Alignment Between Front-Office, Mid-Office and Back-Office

Pascal van Eck ( and Roel Wieringa (

The GRAAL project (

University of Twente, the Netherlands

6 December 2004


This text in pdf format


There are very few alignment patterns to be found at the business level. Nevertheless, one pattern can be widely observed, not because it is a fact of nature that will emerge in any case, but because it is a pattern consciously strived for by many businesses. This is the front-office/mid-office/back-office pattern, or the FMO pattern for short. The following diagram gives an example from the insurance business.

In the back-office, operational excellence is obtained by managing large volumes of cases under white label products that could be supplied as services to various insurance businesses.
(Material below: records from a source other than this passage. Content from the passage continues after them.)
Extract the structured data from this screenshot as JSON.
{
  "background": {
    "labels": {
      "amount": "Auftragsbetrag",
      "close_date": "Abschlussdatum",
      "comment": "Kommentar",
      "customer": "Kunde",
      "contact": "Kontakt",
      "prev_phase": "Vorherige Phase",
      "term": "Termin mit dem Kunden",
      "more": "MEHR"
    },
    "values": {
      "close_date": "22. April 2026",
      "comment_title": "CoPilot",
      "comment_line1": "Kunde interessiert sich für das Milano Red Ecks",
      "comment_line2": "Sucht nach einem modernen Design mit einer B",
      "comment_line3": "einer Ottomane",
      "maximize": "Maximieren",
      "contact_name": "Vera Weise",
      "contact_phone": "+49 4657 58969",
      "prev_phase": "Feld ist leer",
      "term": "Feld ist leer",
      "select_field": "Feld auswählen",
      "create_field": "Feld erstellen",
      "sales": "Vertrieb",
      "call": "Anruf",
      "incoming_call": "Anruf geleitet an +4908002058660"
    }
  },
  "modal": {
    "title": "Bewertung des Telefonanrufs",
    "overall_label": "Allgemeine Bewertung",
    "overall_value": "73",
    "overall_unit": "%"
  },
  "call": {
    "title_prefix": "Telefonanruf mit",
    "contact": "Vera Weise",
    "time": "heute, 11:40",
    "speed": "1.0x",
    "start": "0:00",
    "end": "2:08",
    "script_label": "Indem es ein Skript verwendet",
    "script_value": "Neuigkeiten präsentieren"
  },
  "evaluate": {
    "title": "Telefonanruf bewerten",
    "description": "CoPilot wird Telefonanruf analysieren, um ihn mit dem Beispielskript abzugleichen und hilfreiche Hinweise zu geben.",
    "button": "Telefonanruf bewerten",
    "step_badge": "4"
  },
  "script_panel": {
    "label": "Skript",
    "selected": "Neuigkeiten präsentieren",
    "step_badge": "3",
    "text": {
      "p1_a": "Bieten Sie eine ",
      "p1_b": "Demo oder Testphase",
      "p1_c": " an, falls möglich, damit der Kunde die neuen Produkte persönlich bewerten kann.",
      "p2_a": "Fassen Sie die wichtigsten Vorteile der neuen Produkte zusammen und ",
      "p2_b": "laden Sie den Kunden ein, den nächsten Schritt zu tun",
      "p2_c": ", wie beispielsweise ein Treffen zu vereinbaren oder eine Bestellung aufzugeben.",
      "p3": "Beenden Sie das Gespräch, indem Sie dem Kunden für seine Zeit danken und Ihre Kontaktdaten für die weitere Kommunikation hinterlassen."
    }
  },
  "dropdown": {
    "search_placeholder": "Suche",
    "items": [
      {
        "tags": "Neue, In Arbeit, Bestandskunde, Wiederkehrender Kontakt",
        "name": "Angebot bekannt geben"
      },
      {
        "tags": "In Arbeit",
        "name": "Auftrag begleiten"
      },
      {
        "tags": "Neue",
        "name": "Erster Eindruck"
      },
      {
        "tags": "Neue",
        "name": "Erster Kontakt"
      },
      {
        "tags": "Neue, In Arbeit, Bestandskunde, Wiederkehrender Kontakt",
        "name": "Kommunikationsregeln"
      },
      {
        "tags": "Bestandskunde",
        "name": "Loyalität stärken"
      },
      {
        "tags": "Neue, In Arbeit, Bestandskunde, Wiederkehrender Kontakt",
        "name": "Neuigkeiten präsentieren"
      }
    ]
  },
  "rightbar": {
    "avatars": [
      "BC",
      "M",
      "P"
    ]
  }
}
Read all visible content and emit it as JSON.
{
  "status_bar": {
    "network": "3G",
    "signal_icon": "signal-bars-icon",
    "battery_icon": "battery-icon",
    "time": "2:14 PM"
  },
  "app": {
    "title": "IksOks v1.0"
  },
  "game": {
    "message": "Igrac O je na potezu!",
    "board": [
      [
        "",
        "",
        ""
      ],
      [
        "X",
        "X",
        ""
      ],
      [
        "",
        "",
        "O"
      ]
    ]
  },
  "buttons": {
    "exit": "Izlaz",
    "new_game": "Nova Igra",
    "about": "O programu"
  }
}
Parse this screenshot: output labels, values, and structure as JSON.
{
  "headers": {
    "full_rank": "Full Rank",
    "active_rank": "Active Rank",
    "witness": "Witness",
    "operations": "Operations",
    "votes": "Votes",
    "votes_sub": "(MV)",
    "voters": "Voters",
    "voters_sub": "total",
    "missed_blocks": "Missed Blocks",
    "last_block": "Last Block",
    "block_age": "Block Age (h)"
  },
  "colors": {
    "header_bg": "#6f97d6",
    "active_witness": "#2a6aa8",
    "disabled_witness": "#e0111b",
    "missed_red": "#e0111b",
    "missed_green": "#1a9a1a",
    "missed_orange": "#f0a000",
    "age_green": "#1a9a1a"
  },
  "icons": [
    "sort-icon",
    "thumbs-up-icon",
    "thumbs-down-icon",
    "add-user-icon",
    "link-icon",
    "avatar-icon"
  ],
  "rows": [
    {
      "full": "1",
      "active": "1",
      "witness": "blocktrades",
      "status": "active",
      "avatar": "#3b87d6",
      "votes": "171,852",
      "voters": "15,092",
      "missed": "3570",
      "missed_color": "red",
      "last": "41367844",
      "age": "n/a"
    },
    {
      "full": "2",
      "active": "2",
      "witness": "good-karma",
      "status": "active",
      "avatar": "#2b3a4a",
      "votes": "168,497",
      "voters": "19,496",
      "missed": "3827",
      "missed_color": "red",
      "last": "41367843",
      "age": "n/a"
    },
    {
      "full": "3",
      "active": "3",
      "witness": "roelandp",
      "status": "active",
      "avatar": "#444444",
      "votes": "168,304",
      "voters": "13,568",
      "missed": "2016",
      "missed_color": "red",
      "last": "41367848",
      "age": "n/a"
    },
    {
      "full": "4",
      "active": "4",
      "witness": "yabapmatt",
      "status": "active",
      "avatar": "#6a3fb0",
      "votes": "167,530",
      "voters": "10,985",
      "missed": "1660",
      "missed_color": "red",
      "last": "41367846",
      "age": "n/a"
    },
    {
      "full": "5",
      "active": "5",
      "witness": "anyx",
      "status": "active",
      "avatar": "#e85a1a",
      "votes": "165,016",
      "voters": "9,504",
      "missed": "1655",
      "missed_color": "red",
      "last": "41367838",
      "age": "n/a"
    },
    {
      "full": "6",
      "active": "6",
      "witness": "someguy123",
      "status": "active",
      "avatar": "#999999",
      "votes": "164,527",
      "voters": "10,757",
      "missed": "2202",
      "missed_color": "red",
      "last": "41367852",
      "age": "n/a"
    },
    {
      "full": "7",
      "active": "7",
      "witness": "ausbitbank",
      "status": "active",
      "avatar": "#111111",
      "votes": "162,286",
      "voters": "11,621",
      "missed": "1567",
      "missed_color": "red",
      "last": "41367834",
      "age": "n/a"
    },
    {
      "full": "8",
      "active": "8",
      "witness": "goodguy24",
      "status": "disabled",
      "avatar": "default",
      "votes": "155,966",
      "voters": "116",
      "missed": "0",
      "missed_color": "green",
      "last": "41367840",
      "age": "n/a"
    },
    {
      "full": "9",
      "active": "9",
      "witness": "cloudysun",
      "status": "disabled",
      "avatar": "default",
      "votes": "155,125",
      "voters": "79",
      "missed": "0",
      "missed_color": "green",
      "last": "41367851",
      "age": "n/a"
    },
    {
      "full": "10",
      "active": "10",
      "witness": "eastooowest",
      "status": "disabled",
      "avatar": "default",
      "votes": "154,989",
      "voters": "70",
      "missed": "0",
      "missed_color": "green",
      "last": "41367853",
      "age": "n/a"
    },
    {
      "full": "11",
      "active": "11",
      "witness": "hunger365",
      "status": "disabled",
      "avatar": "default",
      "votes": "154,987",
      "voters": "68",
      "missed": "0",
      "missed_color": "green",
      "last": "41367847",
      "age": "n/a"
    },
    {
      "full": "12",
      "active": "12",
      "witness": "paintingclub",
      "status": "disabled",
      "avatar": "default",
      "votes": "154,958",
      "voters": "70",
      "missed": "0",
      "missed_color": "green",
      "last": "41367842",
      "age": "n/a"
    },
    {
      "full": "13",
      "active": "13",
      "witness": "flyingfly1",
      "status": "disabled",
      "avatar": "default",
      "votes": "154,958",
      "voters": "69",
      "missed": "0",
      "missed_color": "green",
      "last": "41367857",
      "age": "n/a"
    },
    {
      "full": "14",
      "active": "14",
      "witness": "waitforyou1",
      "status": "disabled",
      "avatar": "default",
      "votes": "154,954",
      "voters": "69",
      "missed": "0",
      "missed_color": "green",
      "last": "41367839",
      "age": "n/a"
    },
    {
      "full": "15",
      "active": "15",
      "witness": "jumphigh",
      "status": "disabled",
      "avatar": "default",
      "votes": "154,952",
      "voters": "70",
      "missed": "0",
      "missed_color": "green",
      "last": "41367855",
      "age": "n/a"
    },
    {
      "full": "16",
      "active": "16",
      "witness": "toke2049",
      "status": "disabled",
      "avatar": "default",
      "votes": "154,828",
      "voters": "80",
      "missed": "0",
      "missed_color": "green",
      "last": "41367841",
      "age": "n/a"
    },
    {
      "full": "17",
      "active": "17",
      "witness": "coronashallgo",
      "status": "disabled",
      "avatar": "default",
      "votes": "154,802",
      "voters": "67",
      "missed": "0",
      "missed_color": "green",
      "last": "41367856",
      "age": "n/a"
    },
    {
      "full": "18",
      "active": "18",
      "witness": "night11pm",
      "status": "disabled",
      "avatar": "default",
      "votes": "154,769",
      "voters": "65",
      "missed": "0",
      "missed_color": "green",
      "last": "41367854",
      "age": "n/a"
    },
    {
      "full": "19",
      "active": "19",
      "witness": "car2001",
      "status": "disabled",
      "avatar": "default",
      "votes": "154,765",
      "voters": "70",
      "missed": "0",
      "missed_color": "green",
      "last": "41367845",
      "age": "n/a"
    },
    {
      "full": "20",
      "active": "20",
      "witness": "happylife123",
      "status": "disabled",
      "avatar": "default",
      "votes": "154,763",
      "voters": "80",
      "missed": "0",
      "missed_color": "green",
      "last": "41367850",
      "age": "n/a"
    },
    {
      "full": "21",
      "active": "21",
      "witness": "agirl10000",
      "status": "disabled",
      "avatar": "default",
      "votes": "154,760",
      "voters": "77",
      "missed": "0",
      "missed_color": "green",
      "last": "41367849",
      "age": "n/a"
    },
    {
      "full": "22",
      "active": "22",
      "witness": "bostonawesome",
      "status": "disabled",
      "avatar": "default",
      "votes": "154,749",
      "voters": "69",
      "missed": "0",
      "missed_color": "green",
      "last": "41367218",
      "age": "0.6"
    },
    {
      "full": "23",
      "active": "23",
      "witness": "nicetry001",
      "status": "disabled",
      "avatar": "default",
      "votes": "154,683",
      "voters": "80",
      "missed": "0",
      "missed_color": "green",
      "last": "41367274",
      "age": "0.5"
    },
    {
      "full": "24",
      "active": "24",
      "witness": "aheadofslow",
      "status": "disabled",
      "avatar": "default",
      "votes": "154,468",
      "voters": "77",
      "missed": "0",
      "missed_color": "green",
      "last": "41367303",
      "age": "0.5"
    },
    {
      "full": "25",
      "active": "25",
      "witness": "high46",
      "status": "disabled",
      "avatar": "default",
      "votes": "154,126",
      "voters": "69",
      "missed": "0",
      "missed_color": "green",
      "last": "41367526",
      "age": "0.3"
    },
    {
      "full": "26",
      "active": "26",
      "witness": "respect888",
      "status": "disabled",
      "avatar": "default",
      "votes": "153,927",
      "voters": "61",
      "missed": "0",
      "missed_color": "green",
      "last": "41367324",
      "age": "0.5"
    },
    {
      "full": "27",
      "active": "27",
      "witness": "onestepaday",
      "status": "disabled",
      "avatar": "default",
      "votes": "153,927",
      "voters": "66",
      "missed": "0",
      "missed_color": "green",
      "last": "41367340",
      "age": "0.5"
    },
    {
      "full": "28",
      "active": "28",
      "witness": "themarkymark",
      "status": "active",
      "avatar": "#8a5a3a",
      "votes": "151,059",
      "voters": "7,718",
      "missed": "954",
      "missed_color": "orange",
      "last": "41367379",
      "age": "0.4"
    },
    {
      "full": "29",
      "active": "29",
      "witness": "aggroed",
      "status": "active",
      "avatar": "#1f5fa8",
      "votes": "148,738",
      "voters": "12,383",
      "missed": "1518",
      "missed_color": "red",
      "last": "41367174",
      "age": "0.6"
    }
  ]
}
The front-office by contrast, presents branded products to its customers and focuses on customer intimacy. (See Treacy and Wiersema (1997) for a discussion of the differences between operational excellence and customer intimacy.). The mid-office acts as an interface between the two and takes care of workflow, quality assurance, and other process-related matters.


  1. M. Treacy and F. Wiersema. The discipline of market leaders. Perseus Publishing, 1997.